Starter: What do we know about our bodies: on the outside? on the inside? While there’s lots happening on the outside that you can see, such as scratching an itch, eating lunch and running around, there’s even more happening inside. More than what we see when we look in the mirror. There are different parts that have different jobs, but each part works together so we can eat, sleep, sit in class and play with friends. Our body is a pretty amazing thing! Let's find out more!
Watch this clip for kids about how bodies work
Play Simon Says: Parent goes first. Then give the kids a turn to lead.
Anatomy for Kids 1 - PLAYDOUGH BODY MAP Get a large piece of paper (or stick a few together). Your kid can lie down on top of the paper while you trace around their body to draw a life-size body map. Switch around and they can do it for you too. Print these anatomy cards and then whip out the playdough/plasticine for kids to sculpt the organs on top of the cards. Use this apron as a guide for shape and placement - then plot the playdough organ on the body map. You can mention bones and muscles if you want. You can also use the cards as part of a game, either before or after.
Anatomy for Kids 2 - WEARABLE HUMAN BODY: Gather brown paper grocery bags, pasta, plastic bags, yarn, straws, and other things, including lungs that really inflate when you blow them up through the straw! See how to build it with more helpful pictures.
Mr/s Potato Head: Grab a real potato and build Mr/s Potato using craft items or other food items (with minimal wastage but an opportunity to see food in a new light). Here is an example with craft and here is an example with other food items.
'OUTSIDE' OUR BODIES
Nose: What does our nose do? Breathing, smell. Did you know we also have little tiny hairs inside our noses, which help stop too much dirt getting inside? Play a 'sense of smell' guessing game: gather household items like cinnamon, perfume, paper cup, sticky tape, paper, clothes from each person (do they smell like that person?)
Those are all the things that come IN through our nose - what comes OUT of our nose? Snot! Let's make some snot! Here's an oobleck recipe: Mix 2 cups of cornstarch to 1 cup of water into a bowl, until your oobleck is formed. Tip: add food colouring to the water, then mix with the cornstarch.
Hands: trace your child's hand or draw over-sized hands on cardboard or paper. Add nails and put nailpolish/paint on the nails.

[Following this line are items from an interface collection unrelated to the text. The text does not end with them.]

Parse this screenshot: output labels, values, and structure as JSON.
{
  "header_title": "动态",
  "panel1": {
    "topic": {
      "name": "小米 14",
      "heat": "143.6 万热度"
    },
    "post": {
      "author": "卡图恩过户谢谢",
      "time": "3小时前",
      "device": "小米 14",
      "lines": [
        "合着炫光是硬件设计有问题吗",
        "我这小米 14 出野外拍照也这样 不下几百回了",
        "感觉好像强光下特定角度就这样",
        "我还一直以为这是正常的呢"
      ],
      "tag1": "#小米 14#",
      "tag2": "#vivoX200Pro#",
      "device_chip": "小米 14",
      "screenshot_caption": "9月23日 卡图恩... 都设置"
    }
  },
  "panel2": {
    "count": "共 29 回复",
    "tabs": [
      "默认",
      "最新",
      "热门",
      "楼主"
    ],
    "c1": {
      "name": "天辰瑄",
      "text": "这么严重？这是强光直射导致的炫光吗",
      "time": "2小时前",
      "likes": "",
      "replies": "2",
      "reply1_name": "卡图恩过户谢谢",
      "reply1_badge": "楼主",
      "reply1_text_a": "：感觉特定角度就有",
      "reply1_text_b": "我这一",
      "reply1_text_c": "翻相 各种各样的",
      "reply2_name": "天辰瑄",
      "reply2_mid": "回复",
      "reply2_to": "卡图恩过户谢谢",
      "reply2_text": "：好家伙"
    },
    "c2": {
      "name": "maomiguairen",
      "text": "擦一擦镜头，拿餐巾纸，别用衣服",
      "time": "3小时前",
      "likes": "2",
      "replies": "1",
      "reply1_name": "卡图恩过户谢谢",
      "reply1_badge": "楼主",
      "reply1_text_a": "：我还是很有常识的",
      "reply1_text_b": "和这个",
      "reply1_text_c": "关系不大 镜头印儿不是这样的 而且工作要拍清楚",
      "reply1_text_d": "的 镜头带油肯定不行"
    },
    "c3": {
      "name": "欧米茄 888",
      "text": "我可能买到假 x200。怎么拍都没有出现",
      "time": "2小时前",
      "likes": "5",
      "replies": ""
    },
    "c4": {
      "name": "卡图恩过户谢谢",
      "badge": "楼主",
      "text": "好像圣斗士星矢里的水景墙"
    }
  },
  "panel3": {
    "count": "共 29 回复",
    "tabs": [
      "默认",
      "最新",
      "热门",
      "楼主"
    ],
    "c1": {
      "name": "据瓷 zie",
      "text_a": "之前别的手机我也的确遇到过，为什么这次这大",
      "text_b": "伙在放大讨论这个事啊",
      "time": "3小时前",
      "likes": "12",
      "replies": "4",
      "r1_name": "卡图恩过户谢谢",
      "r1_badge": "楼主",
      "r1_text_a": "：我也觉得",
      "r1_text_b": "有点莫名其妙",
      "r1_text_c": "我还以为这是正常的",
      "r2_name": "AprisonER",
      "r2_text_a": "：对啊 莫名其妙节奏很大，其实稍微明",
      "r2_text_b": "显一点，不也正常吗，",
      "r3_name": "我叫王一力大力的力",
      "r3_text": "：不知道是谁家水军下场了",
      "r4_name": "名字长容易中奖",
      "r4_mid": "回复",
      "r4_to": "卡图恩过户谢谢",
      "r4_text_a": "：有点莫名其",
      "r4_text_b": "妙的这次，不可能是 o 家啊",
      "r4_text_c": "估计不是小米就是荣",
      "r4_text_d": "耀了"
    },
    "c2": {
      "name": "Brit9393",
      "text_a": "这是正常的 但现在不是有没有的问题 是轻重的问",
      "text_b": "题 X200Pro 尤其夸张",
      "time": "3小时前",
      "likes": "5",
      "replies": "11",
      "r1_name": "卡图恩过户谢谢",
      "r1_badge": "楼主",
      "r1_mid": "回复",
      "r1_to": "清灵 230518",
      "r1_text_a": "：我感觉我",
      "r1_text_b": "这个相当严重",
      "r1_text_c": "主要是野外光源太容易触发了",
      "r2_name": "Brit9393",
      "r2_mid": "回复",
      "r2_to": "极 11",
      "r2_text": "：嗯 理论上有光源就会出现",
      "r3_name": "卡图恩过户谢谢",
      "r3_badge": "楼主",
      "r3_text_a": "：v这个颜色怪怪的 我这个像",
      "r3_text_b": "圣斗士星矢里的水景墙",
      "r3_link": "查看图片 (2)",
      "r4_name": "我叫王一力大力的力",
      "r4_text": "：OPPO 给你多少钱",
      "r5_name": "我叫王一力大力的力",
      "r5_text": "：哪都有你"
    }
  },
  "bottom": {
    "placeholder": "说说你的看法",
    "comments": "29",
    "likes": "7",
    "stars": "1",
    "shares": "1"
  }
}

Add rings with markers or playdough or any other craft items you have. (pic credit)
Teeth: great chance to reiterate the importance of brushing. Simulate this with a drawing/printout of teeth, place inside a plastic sleeve, use a dry-erase marker to draw dirt and pictures on the teeth, then kids need to use the brush to wipe off the dirt. Repeat. (pic credit)
'INSIDE' OUR BODIES
Brain: Pinch your nose, wiggle your toes, lift up your right leg. Think about your favourite food. Try to remember the last time that you ate it. Now place both hands around your head. What do you feel? Something hard? That’s your skull –big bones. It’s like a shell protecting something inside – what is inside? Your brain. What does a brain look like? Soft pasta. Our brains are very important because they keep the rest of our bodies working, including things we don’t ever have to think about like our lungs breathing and our hearts beating. While we’re sleeping we don’t realise it but even then our brains are working hard to keep everything running smoothly.
Since our brains take such good care of us, it’s important for us to take care of them. We must protect our head. Like an egg: the inside is very runny. The shell helps protect it - like our skull. But a even an egg shell can get hurt and cracked. That's why when we ride bikes/scooters etc, we wear a helmet. Today we're going to do that - build a helmet - for an egg! Pre-boil some eggs, then try work out and build with your kid/s different ways to protect the egg so that it doesn't break. If you're game, google the 'egg drop experiment' for something a little more challenging.
Lungs: When we breathe in air from our nose and mouth, it goes down a tunnel called the oesophegous and into our lungs. Watch this 3-min clip to help kids visualise. Then make an easy interactive lung model with paper and balloons. Start by having your child draw lungs on paper. Then, punch a hole through each lobe shape and string a balloon through. Have your child blow into the balloons to see how the lungs expand and contract with air as they breathe! See pictures here.
Sid the Science Kid
The Magic School Bus: “Inside Ralphie”, “For Lunch” or “Flexes Its Muscles”
For older kids: the movie 'Inside Out'